There are four difficulties to suit the needs of different players. Easy mode features slowly regenerating health, monsters that only deal 75% of the normal damage and an optional auto-save feature. The Medium setting only retains the auto-saving, while Hard gets rid of it and gives monsters far better sight, which makes them harder to ambush or sneak by. Hard++ retains that but also removes the short invincibility period after one gets hit and offers more equality between the player and monsters. Playing on the two harder difficulties is rewarded with an additional skill point per level on Hard and two skill points per level on Hard++ to allow for greater flexibility when it comes to the character setup. The general difficulty isn't extremely hard but it still encourages careful approaches towards enemies and other hazards to avoid quick deaths, as well as some thought be put into character progression and equipment.
The gameplay is a mix of exploration, combat and platforming with solid controls that offers a fair challenge for the most part. It's nothing revolutionary, but well-crafted and addictive nonetheless.
While the graphical style is intentionally old-school, the art is well done and the environments are fairly varied despite the entire game taking place in a castle.
The voice acting is decent enough considering the overall tone of the story. The soundtrack is much better, though, with some catchy tunes and moody sounds tailored to the theme of each part of the castle.
There are numerous different areas to explore and quests to tackle before the game ends, which should take most players between 15 to 20 hours on the regular difficulty. There are three different endings but they are fairly insignificant for replay value compared to trying to beat the game with a different character setup and perhaps on a higher difficulty.
Unepic may not stand out as one of the more original titles in the genre but it does what it sets out to do very well, offering plenty of addictive exploration, challenging combat and fairly in-depth character customisation.

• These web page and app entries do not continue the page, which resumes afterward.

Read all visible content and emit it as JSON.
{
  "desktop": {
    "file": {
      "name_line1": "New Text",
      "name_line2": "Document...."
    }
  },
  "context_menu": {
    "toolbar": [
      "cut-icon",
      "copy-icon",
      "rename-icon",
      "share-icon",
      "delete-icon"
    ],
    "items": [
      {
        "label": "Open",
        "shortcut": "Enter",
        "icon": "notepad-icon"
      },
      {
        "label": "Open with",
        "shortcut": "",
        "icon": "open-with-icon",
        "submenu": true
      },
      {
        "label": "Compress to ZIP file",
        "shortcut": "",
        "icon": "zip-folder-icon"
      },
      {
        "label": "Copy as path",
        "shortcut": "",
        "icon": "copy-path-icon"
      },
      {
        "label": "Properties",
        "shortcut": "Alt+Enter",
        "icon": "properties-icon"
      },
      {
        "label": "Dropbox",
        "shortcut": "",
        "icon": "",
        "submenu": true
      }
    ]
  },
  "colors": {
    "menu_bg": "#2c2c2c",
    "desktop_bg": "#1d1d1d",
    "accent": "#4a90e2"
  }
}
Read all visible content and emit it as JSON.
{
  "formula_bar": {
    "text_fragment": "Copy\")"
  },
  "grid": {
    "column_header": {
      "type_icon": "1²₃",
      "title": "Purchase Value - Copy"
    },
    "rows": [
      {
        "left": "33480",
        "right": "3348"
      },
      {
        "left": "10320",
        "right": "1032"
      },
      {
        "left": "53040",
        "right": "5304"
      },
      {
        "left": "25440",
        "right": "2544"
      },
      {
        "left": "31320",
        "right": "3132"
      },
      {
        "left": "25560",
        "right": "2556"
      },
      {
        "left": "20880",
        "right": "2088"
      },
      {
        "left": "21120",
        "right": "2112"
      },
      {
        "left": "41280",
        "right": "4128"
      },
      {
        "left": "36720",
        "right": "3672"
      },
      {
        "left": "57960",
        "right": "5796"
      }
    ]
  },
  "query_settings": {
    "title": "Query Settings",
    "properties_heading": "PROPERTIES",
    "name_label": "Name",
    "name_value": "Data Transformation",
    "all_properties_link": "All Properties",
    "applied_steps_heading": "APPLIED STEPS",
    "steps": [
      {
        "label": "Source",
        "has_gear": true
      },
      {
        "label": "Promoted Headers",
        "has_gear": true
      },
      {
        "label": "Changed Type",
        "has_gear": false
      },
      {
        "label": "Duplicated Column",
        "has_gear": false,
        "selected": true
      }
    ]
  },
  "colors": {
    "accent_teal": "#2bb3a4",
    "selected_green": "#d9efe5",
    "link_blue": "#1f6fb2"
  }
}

It comes highly recommended for RPG enthusiasts looking for a retro action-RPG with modern features at a fairly reasonable price of £8.99.